- **Prompt**
Write out the line that contains "Transcribe this image's" and every line after it through the end of the entries, exactly as given and with no other lines.

(Interface dataset entries)
++++++++++++++++++++
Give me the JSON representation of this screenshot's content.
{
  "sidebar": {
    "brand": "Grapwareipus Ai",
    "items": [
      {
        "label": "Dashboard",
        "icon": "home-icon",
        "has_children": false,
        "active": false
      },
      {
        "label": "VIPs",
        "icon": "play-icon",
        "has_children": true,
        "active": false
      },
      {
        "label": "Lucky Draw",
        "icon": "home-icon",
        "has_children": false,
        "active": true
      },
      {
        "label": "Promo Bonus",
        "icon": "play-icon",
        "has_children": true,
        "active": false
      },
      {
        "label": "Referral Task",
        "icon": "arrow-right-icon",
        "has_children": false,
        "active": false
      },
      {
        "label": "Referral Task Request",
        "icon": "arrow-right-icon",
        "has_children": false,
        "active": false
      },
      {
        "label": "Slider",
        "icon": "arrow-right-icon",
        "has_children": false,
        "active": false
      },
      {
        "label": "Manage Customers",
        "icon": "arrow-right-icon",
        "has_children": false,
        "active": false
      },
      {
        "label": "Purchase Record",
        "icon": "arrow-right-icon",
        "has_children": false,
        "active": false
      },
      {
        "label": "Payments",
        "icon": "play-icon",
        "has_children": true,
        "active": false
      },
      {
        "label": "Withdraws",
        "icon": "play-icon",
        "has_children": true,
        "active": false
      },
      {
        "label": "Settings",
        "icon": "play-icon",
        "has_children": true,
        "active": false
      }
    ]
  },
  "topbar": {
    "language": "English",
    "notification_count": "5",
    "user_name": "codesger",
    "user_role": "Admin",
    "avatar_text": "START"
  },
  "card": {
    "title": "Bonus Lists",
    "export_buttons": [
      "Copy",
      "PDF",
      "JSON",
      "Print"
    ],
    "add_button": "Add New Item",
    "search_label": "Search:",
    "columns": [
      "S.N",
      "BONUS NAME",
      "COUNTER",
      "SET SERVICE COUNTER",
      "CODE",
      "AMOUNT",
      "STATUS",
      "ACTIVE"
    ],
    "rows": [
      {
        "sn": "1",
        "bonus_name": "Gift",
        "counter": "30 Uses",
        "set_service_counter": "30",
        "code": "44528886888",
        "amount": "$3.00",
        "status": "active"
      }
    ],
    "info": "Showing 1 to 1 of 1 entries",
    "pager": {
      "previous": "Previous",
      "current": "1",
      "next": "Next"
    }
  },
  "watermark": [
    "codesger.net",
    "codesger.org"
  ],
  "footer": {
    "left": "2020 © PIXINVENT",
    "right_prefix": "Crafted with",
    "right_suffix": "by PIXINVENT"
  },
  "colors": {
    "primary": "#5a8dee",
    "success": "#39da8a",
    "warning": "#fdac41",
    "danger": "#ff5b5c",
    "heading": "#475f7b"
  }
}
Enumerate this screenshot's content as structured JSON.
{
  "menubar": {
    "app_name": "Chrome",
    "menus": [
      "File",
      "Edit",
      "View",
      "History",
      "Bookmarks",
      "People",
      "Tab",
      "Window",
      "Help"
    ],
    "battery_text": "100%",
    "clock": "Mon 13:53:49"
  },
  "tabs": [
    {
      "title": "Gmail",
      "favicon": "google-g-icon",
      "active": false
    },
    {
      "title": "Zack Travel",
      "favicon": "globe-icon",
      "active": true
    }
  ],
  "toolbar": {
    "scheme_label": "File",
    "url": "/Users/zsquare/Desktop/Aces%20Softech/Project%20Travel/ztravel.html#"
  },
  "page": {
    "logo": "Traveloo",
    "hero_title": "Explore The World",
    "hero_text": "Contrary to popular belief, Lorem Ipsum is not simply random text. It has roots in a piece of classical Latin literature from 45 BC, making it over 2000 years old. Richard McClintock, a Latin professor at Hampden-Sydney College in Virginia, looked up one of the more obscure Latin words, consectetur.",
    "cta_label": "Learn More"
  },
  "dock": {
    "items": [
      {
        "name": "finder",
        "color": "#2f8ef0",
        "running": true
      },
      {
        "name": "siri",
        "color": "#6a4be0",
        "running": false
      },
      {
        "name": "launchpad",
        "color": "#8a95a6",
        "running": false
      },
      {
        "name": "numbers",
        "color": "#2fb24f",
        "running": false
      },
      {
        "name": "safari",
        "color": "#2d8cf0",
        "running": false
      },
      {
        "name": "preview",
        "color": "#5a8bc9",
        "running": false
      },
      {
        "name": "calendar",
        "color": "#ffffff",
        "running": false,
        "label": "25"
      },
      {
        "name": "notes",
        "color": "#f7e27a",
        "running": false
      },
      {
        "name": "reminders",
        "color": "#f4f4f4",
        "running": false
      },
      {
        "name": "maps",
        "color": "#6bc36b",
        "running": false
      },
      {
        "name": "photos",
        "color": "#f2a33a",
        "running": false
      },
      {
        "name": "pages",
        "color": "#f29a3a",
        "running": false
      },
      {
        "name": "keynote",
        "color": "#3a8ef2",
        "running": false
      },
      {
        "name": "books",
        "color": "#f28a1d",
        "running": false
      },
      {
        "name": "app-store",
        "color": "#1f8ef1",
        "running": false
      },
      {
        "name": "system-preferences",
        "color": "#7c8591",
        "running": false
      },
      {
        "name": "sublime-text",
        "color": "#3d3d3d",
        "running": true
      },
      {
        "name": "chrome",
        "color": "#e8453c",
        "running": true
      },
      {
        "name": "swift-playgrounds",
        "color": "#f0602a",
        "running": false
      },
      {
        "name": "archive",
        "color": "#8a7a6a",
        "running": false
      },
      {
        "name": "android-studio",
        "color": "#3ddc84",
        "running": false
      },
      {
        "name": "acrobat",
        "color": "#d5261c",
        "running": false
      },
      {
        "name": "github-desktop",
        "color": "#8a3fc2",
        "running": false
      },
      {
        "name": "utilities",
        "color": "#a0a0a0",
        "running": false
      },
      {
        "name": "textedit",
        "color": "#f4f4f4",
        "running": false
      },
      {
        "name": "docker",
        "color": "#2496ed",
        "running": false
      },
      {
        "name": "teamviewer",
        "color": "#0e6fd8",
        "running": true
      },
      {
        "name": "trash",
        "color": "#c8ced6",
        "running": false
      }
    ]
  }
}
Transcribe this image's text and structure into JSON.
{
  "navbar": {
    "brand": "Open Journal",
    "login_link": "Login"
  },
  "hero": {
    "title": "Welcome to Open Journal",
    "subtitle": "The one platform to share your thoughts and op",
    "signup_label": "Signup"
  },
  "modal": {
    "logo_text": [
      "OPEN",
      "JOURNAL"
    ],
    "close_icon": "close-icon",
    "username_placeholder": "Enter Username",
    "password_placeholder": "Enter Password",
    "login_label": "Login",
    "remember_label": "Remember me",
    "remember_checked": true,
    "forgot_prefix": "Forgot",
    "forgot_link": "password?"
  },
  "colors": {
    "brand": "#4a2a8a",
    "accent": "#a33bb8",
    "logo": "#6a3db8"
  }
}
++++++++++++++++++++
- **Your solution**
Transcribe this image's text and structure into JSON.
{
  "navbar": {
    "brand": "Open Journal",
    "login_link": "Login"
  },
  "hero": {
    "title": "Welcome to Open Journal",
    "subtitle": "The one platform to share your thoughts and op",
    "signup_label": "Signup"
  },
  "modal": {
    "logo_text": [
      "OPEN",
      "JOURNAL"
    ],
    "close_icon": "close-icon",
    "username_placeholder": "Enter Username",
    "password_placeholder": "Enter Password",
    "login_label": "Login",
    "remember_label": "Remember me",
    "remember_checked": true,
    "forgot_prefix": "Forgot",
    "forgot_link": "password?"
  },
  "colors": {
    "brand": "#4a2a8a",
    "accent": "#a33bb8",
    "logo": "#6a3db8"
  }
}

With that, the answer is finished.